It is every parent’s worst nightmare to see their child severely injured. All parents want to protect their children, but sometimes, other people behave negligently, and children become injured as a result. There are a number of ways that a child could become seriously hurt, such as through dog attacks, slip-and-falls, swimming pool accidents, and so on. While parents can’t protect their children 100% of the time, especially when others are grossly negligent, they can file a claim to recover proper compensation on their child’s behalf.
At NordstrandBlack PC, we have more than 40 years of combined experience representing children who were injured due to negligent parties. We can clearly explain the legal process to parents and help them secure full compensation for their children’s injuries. In one recent case, we represented the family of two sisters who were minors when they were struck by a car while crossing the street. We understand firsthand how devastating these events can be and can provide the representation you and your family need.
Understanding Child Injury Claims and Lawsuits
After being injured in an accident caused by another person, an adult can pursue a personal injury claim against that person’s insurance company in order to recover full compensation for their injuries and losses. We are able to settle many personal injury claims without going to court. However, often times the injured party and the opposing insurance company cannot come to an agreement. In these situations, the injured party has to file a lawsuit so the issue can be decided by a judge and jury.
When a child is injured by a negligent person, the claims process is generally the same, but as a parent, you should be aware of some key differences.
Assigning Legal Representation for the Child
As an adult, if you choose to pursue a personal injury claim or lawsuit, the justice system assumes you are able to make your own decisions. At the end of the day, you are the one in charge, even when working with an attorney.
When children are injured, the court assumes that they are not legally capable of making their own, well-informed choices. This means that a parent or guardian will need to be appointed guardian ad litem to file the lawsuit on the child’s behalf. A guardian ad litem is a legal representative who can advocate for the child’s best interests and has the power to act on behalf of the minor.
Whether the case is settled with an insurance company out of court or you file a lawsuit in court, the child’s parent or guardian must file a petition with the court to be named the child’s guardian ad litem. This petition must be filed before the court approves the child’s settlement to ensure the child’s interests were protected. Your attorney can file this petition when they visit the court to file a lawsuit or to file paperwork to have the settlement reviewed by a judge.
In most cases, the court will appoint one of the parents to act on the child’s behalf. Parents understand how serious an accident is for a child and the associated effects of their injuries, making them the best option to represent a child. If the parents or guardians cannot decide who should represent the child, then the court may select a party in their stead. Keep in mind that the court is trying to protect the child’s best interests. The court will most likely choose the party that it feels will best pursue that goal.
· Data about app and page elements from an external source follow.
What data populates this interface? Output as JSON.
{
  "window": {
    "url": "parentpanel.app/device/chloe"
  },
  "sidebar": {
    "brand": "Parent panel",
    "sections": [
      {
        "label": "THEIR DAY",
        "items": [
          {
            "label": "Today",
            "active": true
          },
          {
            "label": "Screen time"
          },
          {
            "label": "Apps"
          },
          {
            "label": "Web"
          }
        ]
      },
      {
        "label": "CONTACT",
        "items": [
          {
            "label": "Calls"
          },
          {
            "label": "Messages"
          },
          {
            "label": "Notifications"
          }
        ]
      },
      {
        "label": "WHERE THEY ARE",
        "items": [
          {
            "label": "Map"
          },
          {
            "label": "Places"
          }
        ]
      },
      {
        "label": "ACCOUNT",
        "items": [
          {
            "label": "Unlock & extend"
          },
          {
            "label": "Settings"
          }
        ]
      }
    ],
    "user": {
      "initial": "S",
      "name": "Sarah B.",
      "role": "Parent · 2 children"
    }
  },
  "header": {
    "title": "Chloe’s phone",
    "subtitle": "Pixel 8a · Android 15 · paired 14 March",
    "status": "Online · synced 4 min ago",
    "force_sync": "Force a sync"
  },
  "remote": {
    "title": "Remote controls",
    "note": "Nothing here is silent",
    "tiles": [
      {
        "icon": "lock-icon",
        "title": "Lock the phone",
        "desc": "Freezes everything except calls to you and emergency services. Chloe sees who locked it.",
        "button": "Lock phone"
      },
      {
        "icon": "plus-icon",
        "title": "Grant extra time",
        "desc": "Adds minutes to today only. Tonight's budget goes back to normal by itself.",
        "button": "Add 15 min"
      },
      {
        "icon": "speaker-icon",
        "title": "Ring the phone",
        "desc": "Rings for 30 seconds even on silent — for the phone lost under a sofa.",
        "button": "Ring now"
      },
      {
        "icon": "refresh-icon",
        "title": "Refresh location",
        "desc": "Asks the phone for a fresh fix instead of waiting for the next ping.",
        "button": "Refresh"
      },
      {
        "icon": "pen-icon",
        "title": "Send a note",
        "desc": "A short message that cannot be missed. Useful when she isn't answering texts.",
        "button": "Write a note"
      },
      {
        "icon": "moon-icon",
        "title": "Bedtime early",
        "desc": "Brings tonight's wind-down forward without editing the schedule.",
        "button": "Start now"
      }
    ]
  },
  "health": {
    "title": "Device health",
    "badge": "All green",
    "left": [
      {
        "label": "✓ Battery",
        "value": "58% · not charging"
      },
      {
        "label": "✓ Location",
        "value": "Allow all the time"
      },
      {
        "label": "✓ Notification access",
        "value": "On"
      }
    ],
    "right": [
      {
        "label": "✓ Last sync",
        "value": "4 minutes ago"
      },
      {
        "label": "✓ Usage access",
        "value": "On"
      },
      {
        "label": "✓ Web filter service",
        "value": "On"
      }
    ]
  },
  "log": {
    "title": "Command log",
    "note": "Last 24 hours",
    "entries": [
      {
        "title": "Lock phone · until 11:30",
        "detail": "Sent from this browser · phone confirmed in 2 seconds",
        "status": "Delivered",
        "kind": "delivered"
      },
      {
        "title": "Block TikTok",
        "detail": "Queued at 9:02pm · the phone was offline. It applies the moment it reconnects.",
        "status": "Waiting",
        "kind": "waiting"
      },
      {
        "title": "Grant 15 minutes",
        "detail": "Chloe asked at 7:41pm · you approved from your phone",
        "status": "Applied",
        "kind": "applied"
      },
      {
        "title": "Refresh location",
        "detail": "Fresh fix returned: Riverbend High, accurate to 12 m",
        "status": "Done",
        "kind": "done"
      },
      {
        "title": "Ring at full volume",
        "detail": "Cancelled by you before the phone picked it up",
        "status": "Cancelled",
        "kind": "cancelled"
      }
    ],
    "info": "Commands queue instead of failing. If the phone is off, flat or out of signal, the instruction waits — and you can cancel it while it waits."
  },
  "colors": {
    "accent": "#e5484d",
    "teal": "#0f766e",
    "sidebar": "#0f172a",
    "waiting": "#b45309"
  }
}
How Children Receive Compensation
When an adult settles a claim or is awarded compensation by a judge or jury, they receive the funds directly. This is not the same for a child who must wait until their 18th birthday to receive the funds. A child’s settlement must be approved by a judge, who will determine if it is fair for them. Once approved, the judge will order that the medical bills and other costs be paid from the settlement. Additional compensation will be placed in a blocked account that the child can access when they turn 18-years-old.
Statute of Limitations
In a typical California personal injury case, you have two years after the date of the accident to file a lawsuit to recover compensation. After this period of time, you are no longer legally allowed to file a lawsuit. However, when a child is injured, no matter what age they are at the time of injury, their parent or guardian has until the child is 18-years-old to file a lawsuit. Once the child has become a legal adult at the age of 18, they will have two years from the date of their 18th birthday to file most personal injury lawsuits. Once they turn 20, they will no longer be within the statute of limitations and will lose their right to recover compensation.
Beware, however, there are shorter deadlines if your injuries were caused by a government entity. If an adult is injured by a government entity, worker, or contractor in California, then they have six months from the date of the accident to file a claim with the responsible government entity for compensation. For children injured by a government entity, as it is in a personal injury claim, the deadline is delayed until the child turns 18, according to the Judicial Branch of California as of 2021. After their birthday, the child has six months to government file a claim.
At this point, the process is similar for both children and adults. If the government denies your claim, then you have another six months to file a lawsuit. If the government does not respond to the claim within 45 days, then you have two years to file a lawsuit in a state court.
We at NordstrandBlack PC never recommend waiting months or years to file a lawsuit. A successful personal injury case requires evidence and an in-depth investigation. The more time that passes from the date of the accident, the more likely it is that evidence will go missing. That is why, if your child has been injured in an accident, you need to act quickly and should contact us as soon as possible.
As skilled personal injury attorneys, we have the expertise you need to recover full compensation. We have experience representing children and their families in personal injury claims against negligent parties and government entities. Call us at (805) 962-2022 to find out more about your legal options in a free consultation.